▶ [PROVIDED DATA]:
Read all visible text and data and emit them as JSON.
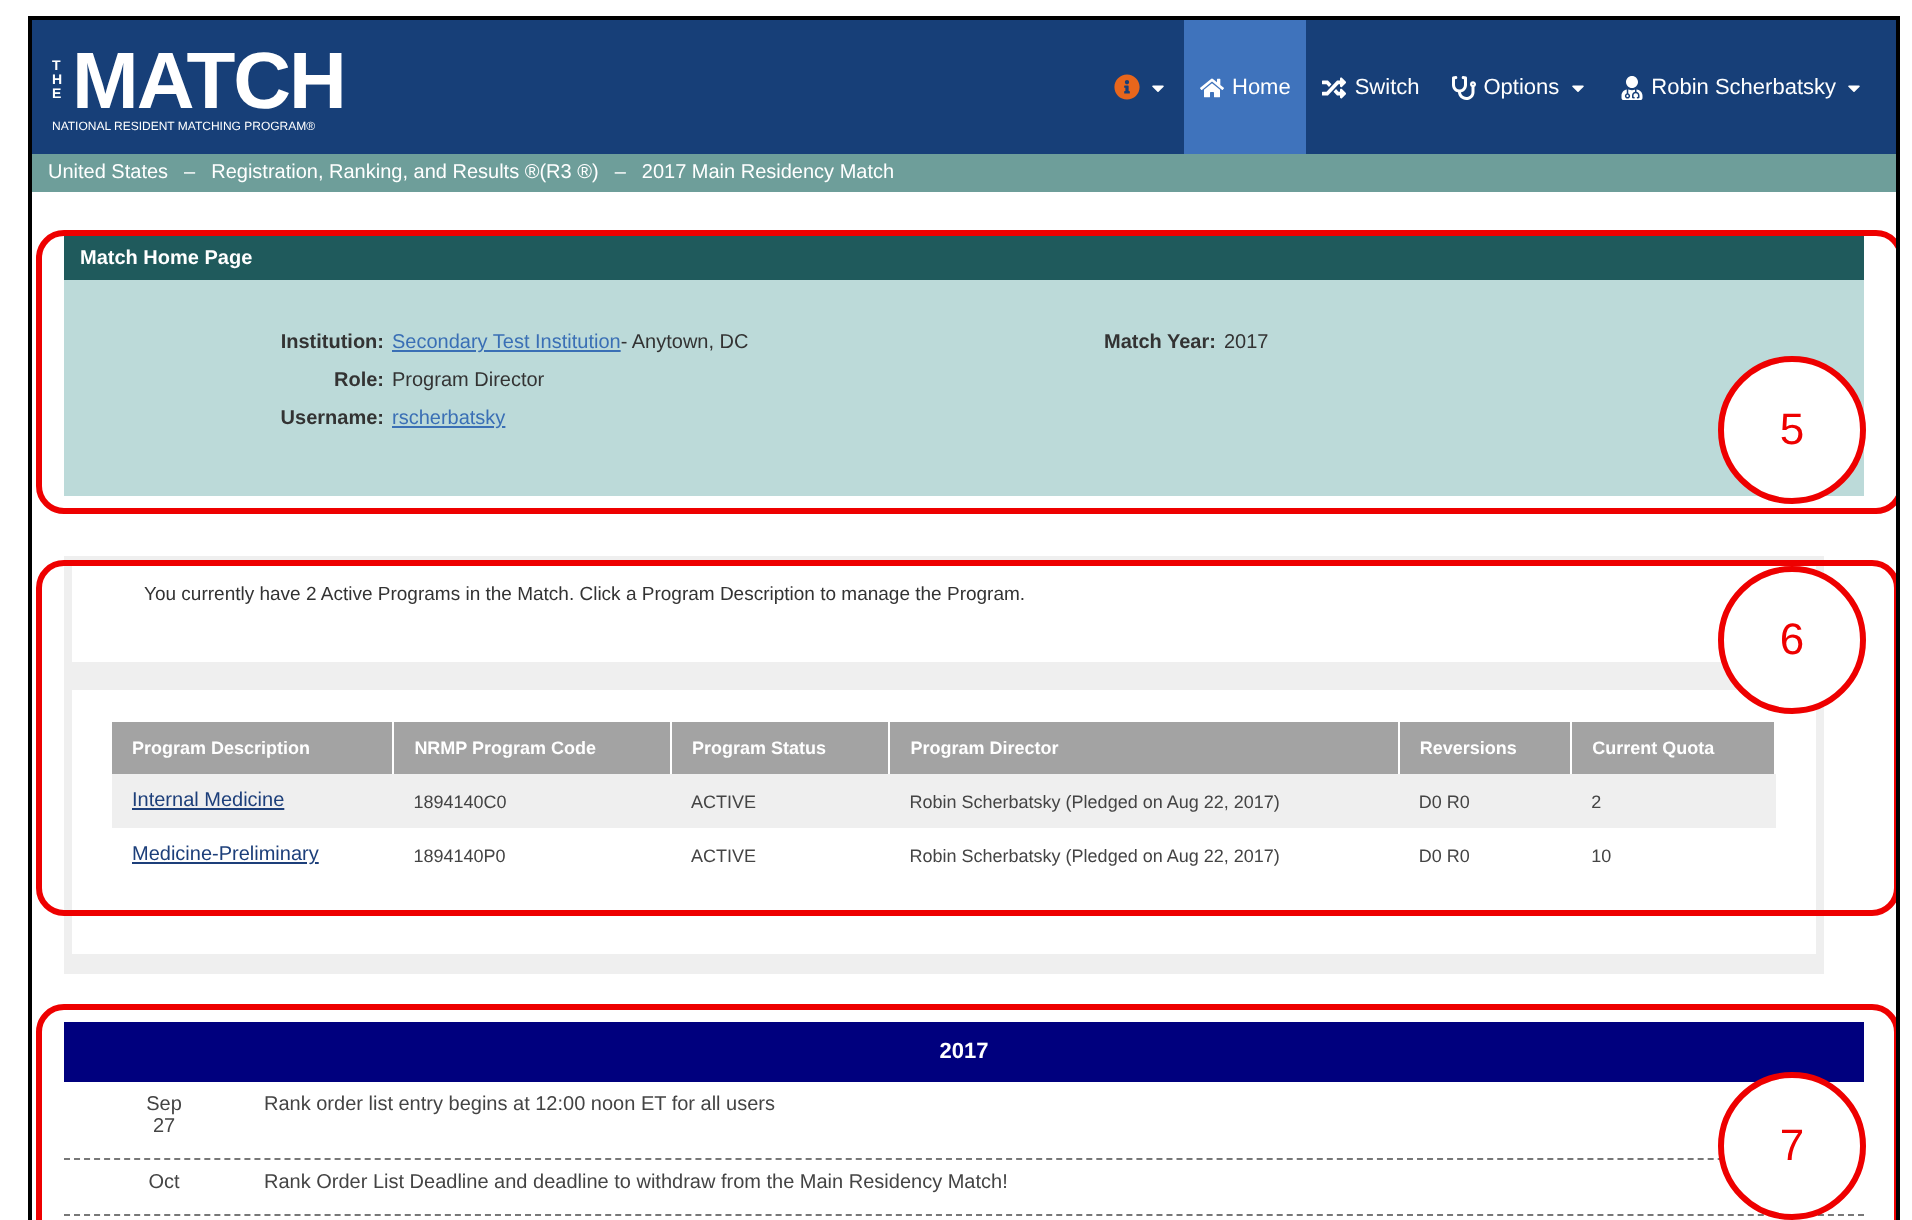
{
  "logo": {
    "top": "THE",
    "main": "MATCH",
    "sub": "NATIONAL RESIDENT MATCHING PROGRAM®"
  },
  "nav": [
    {
      "kind": "info",
      "caret": true,
      "selected": false
    },
    {
      "kind": "home",
      "label": "Home",
      "caret": false,
      "selected": true
    },
    {
      "kind": "switch",
      "label": "Switch",
      "caret": false,
      "selected": false
    },
    {
      "kind": "options",
      "label": "Options",
      "caret": true,
      "selected": false
    },
    {
      "kind": "user",
      "label": "Robin Scherbatsky",
      "caret": true,
      "selected": false
    }
  ],
  "breadcrumb": {
    "items": [
      "United States",
      "Registration, Ranking, and Results ®(R3 ®)",
      "2017 Main Residency Match"
    ],
    "separator": "–"
  },
  "home_panel": {
    "title": "Match Home Page",
    "fields": [
      {
        "label": "Institution:",
        "link": "Secondary Test Institution",
        "value": " - Anytown, DC"
      },
      {
        "label": "Role:",
        "value": "Program Director"
      },
      {
        "label": "Username:",
        "link": "rscherbatsky"
      }
    ],
    "match_year": {
      "label": "Match Year:",
      "value": "2017"
    }
  },
  "programs": {
    "intro": "You currently have 2 Active Programs in the Match. Click a Program Description to manage the Program.",
    "columns": [
      "Program Description",
      "NRMP Program Code",
      "Program Status",
      "Program Director",
      "Reversions",
      "Current Quota"
    ],
    "rows": [
      [
        "Internal Medicine",
        "1894140C0",
        "ACTIVE",
        "Robin Scherbatsky (Pledged on Aug 22, 2017)",
        "D0 R0",
        "2"
      ],
      [
        "Medicine-Preliminary",
        "1894140P0",
        "ACTIVE",
        "Robin Scherbatsky (Pledged on Aug 22, 2017)",
        "D0 R0",
        "10"
      ]
    ]
  },
  "calendar": {
    "year": "2017",
    "events": [
      {
        "month": "Sep",
        "day": "27",
        "text": "Rank order list entry begins at 12:00 noon ET for all users"
      },
      {
        "month": "Oct",
        "text": "Rank Order List Deadline and deadline to withdraw from the Main Residency Match!"
      }
    ]
  },
  "callouts": [
    "5",
    "6",
    "7"
  ]
}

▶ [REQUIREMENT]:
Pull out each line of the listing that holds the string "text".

▶ [REPLY TO THE EXERCISE]:
Read all visible text and data and emit them as JSON.
        "text": "Rank order list entry begins at 12:00 noon ET for all users"
        "text": "Rank Order List Deadline and deadline to withdraw from the Main Residency Match!"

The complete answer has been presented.